    • John Maxwell IV

      Eric doesn’t want to have his wife chosen from a pool of ~100 15-year-old rural Manitobans.

  • J. Shaffer

    I must be a total aberration then. . . my father was 52 when I was born; my mother, a few months shy of 42. . . and I ended up with an IQ in the 135-143 range, not autistic, not defective, unless you count having to wear glasses for a bit of amblyopia. . .. . . I still have all my parts (tonsils, appendix, etc.) and rarely get sick. . .

  • curious

    all the same, count me out. i wouldn’t now want a partner i picked at 15, and i wouldn’t at any age accept a partner selected by anyone else.

    as for early marriage elsewhere, a big reason those child brides stay in long marriages to vile old men is that they are in societies where it is difficult (socially, legally, etc) for women to get out of a bad marriage, and/or where they have little prospect for financial support if they succeed in escaping — not exactly conditions i’d want to import.

    in a freer environment, i don’t think you could convince 15-year-olds to marry, and if you did, i think you’d see a lot of them splitting in a hurry.

    i believe eric was suggesting that he didn’t have much in the way of palatable options available at 15. ditto that.

  • This seems like a bit of overkill to me.

    Lets assume for a second that current life choice decisions are optimal if we ignore fertility.
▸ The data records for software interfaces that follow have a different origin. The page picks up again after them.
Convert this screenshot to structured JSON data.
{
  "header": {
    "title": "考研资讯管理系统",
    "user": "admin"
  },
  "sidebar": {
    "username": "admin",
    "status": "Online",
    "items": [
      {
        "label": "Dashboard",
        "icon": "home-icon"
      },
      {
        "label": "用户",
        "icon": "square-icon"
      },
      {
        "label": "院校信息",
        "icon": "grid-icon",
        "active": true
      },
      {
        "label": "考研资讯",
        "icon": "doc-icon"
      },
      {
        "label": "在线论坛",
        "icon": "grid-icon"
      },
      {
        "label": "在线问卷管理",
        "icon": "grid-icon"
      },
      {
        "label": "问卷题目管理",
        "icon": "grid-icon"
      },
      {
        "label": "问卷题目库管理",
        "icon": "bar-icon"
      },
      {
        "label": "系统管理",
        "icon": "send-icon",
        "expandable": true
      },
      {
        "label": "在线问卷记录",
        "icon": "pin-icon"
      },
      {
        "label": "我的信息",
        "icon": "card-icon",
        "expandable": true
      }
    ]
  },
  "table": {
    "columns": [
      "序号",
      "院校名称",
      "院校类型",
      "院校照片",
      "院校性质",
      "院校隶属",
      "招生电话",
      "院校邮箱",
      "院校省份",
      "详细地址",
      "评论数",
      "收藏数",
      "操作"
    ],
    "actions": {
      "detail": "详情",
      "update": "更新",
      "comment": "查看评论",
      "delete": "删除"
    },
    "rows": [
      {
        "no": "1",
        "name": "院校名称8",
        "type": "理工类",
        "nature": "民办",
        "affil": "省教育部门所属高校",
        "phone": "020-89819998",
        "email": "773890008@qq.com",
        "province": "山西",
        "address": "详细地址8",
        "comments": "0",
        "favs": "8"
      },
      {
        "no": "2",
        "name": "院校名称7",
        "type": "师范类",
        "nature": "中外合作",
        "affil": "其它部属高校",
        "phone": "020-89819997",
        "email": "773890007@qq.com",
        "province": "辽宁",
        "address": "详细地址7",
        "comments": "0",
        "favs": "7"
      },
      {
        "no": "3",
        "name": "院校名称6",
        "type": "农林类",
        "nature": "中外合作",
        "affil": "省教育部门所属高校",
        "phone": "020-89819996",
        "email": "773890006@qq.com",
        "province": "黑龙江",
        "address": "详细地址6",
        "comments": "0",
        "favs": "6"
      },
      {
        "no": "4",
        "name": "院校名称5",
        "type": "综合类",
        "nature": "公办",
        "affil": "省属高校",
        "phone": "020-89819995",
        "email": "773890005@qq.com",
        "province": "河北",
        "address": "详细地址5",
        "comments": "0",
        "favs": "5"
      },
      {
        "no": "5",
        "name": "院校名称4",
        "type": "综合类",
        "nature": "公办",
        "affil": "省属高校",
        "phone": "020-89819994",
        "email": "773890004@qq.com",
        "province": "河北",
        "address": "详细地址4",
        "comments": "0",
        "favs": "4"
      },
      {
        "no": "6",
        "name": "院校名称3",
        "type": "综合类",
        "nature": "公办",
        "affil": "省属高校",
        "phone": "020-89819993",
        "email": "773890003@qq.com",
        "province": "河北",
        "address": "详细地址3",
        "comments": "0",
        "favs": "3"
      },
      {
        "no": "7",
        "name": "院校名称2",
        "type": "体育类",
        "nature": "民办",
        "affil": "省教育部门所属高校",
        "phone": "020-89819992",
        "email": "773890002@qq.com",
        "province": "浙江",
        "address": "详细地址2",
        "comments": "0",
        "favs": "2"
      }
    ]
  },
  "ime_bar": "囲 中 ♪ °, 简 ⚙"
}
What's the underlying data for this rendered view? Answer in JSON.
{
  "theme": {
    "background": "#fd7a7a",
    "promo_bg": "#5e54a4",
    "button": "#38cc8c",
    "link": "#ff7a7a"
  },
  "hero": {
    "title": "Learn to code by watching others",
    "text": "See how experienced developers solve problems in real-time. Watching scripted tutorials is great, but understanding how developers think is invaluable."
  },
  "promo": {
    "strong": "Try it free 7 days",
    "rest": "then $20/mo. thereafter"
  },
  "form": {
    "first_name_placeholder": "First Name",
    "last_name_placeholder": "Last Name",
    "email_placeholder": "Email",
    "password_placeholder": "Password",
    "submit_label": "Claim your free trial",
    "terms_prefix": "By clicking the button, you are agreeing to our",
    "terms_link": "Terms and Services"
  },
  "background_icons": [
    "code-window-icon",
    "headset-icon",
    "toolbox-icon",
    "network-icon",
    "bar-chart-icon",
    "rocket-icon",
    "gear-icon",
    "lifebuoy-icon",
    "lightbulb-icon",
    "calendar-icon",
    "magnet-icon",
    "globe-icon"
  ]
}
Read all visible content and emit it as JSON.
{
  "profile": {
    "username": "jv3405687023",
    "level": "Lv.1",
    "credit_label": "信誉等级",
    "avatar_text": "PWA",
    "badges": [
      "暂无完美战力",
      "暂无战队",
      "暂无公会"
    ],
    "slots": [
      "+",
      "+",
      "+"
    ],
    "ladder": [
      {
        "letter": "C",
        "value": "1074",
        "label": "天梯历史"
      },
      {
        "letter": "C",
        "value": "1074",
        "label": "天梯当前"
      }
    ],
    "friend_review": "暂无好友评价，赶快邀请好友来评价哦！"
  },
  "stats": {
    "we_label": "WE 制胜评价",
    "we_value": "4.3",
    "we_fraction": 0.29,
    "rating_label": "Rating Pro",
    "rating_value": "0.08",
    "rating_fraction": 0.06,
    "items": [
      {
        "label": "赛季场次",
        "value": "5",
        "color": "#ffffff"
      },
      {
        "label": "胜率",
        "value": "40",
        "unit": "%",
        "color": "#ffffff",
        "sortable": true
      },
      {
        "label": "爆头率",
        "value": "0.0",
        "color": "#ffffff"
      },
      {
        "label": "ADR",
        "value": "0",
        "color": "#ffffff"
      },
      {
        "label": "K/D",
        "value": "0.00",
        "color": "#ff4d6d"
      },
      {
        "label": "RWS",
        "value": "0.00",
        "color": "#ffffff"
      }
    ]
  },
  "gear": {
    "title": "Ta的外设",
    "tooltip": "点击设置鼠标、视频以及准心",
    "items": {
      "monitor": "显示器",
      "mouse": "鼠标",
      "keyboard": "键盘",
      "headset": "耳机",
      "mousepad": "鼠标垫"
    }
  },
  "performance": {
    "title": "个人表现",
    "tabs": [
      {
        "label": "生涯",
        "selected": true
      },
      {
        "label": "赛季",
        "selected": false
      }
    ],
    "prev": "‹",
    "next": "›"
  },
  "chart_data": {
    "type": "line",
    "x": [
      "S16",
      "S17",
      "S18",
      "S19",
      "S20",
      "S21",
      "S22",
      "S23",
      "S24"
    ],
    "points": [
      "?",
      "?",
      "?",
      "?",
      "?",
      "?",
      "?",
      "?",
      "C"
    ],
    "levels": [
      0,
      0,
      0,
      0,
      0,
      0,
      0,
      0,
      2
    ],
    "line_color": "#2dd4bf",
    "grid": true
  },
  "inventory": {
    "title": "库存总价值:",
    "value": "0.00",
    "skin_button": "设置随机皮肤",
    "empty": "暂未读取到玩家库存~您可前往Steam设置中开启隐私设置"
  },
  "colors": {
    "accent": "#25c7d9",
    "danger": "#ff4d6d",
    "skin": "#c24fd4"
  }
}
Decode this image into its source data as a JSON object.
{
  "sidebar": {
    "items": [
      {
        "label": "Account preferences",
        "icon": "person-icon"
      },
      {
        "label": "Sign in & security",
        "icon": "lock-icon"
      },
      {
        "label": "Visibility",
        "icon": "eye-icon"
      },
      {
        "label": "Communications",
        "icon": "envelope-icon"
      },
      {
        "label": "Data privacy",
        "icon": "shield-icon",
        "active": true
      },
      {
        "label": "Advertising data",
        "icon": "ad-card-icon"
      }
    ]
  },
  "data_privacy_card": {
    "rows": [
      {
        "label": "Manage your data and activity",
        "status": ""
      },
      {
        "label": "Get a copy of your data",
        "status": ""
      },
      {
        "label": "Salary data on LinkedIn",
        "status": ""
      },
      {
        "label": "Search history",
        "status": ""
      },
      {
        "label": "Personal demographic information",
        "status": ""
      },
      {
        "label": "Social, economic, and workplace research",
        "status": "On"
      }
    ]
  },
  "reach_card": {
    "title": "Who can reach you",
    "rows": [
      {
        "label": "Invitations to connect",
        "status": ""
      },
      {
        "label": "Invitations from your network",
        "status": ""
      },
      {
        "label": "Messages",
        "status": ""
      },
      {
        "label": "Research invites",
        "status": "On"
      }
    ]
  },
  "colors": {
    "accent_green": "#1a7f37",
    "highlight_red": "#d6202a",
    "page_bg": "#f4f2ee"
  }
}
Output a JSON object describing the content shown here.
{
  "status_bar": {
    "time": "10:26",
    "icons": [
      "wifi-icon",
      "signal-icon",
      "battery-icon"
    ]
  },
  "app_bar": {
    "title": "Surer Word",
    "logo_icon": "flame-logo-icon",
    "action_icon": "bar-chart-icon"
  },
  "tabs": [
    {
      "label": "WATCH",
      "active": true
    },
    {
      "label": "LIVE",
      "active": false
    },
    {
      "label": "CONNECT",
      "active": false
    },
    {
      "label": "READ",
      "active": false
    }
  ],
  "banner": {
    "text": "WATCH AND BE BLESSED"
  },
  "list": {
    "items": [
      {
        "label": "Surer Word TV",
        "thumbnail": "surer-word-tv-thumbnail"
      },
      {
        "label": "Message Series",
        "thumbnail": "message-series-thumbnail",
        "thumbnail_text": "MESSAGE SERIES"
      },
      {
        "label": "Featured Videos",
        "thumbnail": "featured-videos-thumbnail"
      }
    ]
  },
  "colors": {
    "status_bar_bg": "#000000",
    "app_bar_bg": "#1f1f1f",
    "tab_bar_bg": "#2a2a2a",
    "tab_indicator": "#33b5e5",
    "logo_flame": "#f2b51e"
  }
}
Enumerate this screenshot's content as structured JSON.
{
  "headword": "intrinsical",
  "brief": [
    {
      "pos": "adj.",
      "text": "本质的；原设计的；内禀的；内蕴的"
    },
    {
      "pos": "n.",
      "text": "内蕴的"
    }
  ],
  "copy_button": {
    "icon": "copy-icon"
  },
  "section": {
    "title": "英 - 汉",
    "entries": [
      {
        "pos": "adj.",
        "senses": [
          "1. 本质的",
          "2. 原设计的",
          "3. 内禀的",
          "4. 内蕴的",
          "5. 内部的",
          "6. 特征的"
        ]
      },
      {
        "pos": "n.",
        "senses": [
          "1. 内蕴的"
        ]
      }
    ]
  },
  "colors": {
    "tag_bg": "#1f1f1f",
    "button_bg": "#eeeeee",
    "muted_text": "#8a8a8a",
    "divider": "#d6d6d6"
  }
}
That is, estimates of fertility are the only consistent error people are making.

    Then the question is, do we fix life choices or do we fix fertility? My gut reaction is that fixing fertility is likely to be the lower cost option. Even ignoring possible efficiency losses from breaking up secondary and tertiary schooling there is the simple issue that young people are very excited about their possible careers and eager to embark on them.

    The biological clock often doesn’t start ticking until later. We should seek to align biology with those preferences.

  • Red

    I’ve read that the first born usually out performs his/her brother’s and sisters. Is this biological or sociological? If it’s biological that the earlier the child is born in it’s parents life the better it does then that’s a strong argument to move birth back to younger ages.

    • Thanks that is some interesting reading.

  • Ed

    People don’t really want to have kids. Women’s hormones might drive them to try it out, but actually having kids is regrettable work. Men don’t even pretend to care. Note the stats on divorce, abandonment, etc.

  • Tangential – I sometimes think that that earlier marriage might yield more average lifetime utility by allowing more people to have regular sex starting earlier but I guess that is a different subject.

  • Mike

    My physical attractions were so strong at the age of 15 that 37 years later I still remember fondly features of the bodies I fondled, and realize seeing these women grown, that that memory would carry me through a lot. Same with women I was attracted to in college, their 50 year old selves hold for me much of the same affect that their 19 year old selves did back in the day. (My wife and I met, married and had kids in the range 39-42 years or so. There was no doubt a component of “if not now, when?” which drove us.)

    As the world becomes richer and healthier (or at least the part we seem to participate in) intergenerational cooperation within families would seem to be a “natural” response. I have often thought I would enjoy it if my daughters had kids at a relatively young age and stayed in the family home. Most of the downside of early parenthood seems removed by a well-off healthy intergenerational aid. Indeed, where kids are had young by the poor and not-as-healthy, you see this intergenerational thing happening anyway. Why wouldn’t it work where people are healthy and wealthy?